Sunday, June 21, 2015

"History is a set of lies agreed upon."
("L'histoire est une suite de mensonges sur lesquels on est d'accord")
Napoleon - THE Napoleon

"Both countries [Britain and France] persist in believing that Waterloo was a British – or even an 'English' – victory."
"More than half of Wellington’s own force consisted of Hannoverians, Saxons, Dutch and Belgians. About a quarter of the 120,000 soldiers who defeated Napoleon at Waterloo were 'British' – and maybe one in eight were English.
"Of the 32 infantry regiments in Wellington’s army of about 70,000, only 18 were British, of which seven were from Scotland. Modern historians estimate that one in three of the soldiers in the “English” regiments were from Ireland. Of the 12 cavalry brigades, seven were British and many of their regiments were German.
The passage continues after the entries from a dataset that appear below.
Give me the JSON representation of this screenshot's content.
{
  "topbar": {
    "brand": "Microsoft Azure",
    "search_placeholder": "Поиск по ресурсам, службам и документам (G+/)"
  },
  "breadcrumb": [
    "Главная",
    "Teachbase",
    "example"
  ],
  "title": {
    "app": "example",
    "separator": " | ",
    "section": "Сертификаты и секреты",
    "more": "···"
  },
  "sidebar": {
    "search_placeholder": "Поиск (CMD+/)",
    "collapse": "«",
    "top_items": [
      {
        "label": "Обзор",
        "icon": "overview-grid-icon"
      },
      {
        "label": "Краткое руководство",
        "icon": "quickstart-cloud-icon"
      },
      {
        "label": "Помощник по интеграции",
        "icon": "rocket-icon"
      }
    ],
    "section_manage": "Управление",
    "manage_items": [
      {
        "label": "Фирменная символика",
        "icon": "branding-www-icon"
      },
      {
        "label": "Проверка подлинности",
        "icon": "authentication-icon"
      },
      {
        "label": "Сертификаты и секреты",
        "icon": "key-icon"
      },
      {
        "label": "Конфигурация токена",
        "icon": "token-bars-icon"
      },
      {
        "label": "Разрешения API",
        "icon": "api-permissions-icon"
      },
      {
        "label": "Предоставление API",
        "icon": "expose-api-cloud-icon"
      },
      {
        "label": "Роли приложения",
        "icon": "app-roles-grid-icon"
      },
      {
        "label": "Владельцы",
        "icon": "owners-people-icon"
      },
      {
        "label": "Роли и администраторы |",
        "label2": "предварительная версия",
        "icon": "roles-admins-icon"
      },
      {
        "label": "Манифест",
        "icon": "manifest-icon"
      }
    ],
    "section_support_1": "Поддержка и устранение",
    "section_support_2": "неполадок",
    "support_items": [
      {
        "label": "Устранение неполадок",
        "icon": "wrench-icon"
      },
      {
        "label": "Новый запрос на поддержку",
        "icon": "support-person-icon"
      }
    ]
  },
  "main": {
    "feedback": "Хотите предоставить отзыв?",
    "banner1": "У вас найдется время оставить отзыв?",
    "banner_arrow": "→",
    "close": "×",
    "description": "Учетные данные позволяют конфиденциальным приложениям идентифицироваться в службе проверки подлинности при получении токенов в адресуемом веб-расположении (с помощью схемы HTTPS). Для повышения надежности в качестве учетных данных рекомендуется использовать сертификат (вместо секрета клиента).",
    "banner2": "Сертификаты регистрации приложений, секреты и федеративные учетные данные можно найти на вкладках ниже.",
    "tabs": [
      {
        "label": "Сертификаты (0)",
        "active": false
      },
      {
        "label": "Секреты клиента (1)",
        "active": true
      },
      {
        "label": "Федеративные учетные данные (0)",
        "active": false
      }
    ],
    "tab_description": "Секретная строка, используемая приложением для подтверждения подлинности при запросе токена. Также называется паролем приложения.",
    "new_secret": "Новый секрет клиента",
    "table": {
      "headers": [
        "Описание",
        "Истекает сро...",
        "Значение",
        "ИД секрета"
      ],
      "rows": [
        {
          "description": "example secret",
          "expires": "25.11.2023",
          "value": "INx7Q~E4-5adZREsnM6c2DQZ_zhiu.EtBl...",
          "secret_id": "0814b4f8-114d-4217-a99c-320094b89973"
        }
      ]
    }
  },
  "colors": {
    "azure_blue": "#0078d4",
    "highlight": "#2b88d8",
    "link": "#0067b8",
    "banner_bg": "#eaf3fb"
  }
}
Half the 29 batteries of guns were Hannoverian, Dutch or Belgian.
"None of these numbers include the 53,000 Prussians who turned up eventually and swung the battle Wellington’s way, just when the French were pushing for a late victory."
(John Lichfield, The Independent, 12.6.15)

The anti-French force was a European coalition commanded by an Irishman who persisted in calling himself English, in spite of his family's residence in Ireland since 1174. Wellington hated Catholics, though a large number of his troops were of that faith. It is claimed that the other ranks of his army in the Peninsular War were 100% Irish Catholic, and the officer class was made up of Scots and Anglo-Irish Protestants like himself.
Ironic then that it was Wellington, as British Prime Minister, who oversaw the passing of the Catholic Emancipation Act. His speech to the House of Lords on the subject suggests that he did this with a good grace.

"My Lords, if on the eve of any of those hard-fought days, on which I had the honour to command them, I had thus addressed my Roman Catholic troops; 'You well know that your country so suspects your loyalty, or so dislikes your religion, that she has not thought proper to admit you amongst the ranks of her citizens; if on that account you deem it an act of injustice on her part to require you to shed your blood in her defence, you are at liberty to withdraw.'
"- I am quite sure, My Lords, that, however bitter the recollections which it awakened, they would have spurned the alternative with indignation; for the hour of danger and glory is the hour in which the gallant, the generous-hearted Irishman best knows his duty, and is most determined to perform it. But if, My Lords it had been otherwise; if they had chosen to desert the cause in which they were embarked, though the remainder of the troops would undoubtedly have maintained the honour of the British arms, yet, as I have just said, no effort of theirs could ever have crowned us with victory. Yes, My Lords, it is mainly to the Irish Catholics that we all owe our proud pre-eminence in our military career ..."